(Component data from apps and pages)
____________________
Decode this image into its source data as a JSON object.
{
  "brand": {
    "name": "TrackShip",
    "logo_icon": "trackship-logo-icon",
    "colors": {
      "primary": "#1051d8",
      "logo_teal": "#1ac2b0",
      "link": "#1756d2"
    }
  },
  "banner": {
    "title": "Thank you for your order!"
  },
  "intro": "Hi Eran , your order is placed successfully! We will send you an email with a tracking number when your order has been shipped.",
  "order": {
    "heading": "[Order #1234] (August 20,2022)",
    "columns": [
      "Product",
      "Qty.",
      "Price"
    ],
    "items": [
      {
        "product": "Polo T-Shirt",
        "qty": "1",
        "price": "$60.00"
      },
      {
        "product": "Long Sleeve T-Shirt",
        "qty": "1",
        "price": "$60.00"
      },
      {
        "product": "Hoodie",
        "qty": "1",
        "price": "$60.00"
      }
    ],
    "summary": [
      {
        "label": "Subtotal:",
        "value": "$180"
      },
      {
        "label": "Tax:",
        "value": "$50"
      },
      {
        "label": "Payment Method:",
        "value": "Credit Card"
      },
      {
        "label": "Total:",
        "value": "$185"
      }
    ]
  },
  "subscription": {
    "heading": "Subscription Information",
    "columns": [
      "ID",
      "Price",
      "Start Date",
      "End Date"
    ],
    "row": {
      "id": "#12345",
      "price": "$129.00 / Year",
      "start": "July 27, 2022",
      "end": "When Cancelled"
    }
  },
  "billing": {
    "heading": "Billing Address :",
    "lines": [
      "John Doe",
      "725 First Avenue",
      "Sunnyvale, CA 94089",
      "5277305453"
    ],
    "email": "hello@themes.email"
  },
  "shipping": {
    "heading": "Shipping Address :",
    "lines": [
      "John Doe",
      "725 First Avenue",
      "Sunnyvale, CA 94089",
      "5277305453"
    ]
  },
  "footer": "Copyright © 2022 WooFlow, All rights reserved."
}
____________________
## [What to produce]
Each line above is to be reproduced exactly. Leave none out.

## [Answer area]
Decode this image into its source data as a JSON object.
{
  "brand": {
    "name": "TrackShip",
    "logo_icon": "trackship-logo-icon",
    "colors": {
      "primary": "#1051d8",
      "logo_teal": "#1ac2b0",
      "link": "#1756d2"
    }
  },
  "banner": {
    "title": "Thank you for your order!"
  },
  "intro": "Hi Eran , your order is placed successfully! We will send you an email with a tracking number when your order has been shipped.",
  "order": {
    "heading": "[Order #1234] (August 20,2022)",
    "columns": [
      "Product",
      "Qty.",
      "Price"
    ],
    "items": [
      {
        "product": "Polo T-Shirt",
        "qty": "1",
        "price": "$60.00"
      },
      {
        "product": "Long Sleeve T-Shirt",
        "qty": "1",
        "price": "$60.00"
      },
      {
        "product": "Hoodie",
        "qty": "1",
        "price": "$60.00"
      }
    ],
    "summary": [
      {
        "label": "Subtotal:",
        "value": "$180"
      },
      {
        "label": "Tax:",
        "value": "$50"
      },
      {
        "label": "Payment Method:",
        "value": "Credit Card"
      },
      {
        "label": "Total:",
        "value": "$185"
      }
    ]
  },
  "subscription": {
    "heading": "Subscription Information",
    "columns": [
      "ID",
      "Price",
      "Start Date",
      "End Date"
    ],
    "row": {
      "id": "#12345",
      "price": "$129.00 / Year",
      "start": "July 27, 2022",
      "end": "When Cancelled"
    }
  },
  "billing": {
    "heading": "Billing Address :",
    "lines": [
      "John Doe",
      "725 First Avenue",
      "Sunnyvale, CA 94089",
      "5277305453"
    ],
    "email": "hello@themes.email"
  },
  "shipping": {
    "heading": "Shipping Address :",
    "lines": [
      "John Doe",
      "725 First Avenue",
      "Sunnyvale, CA 94089",
      "5277305453"
    ]
  },
  "footer": "Copyright © 2022 WooFlow, All rights reserved."
}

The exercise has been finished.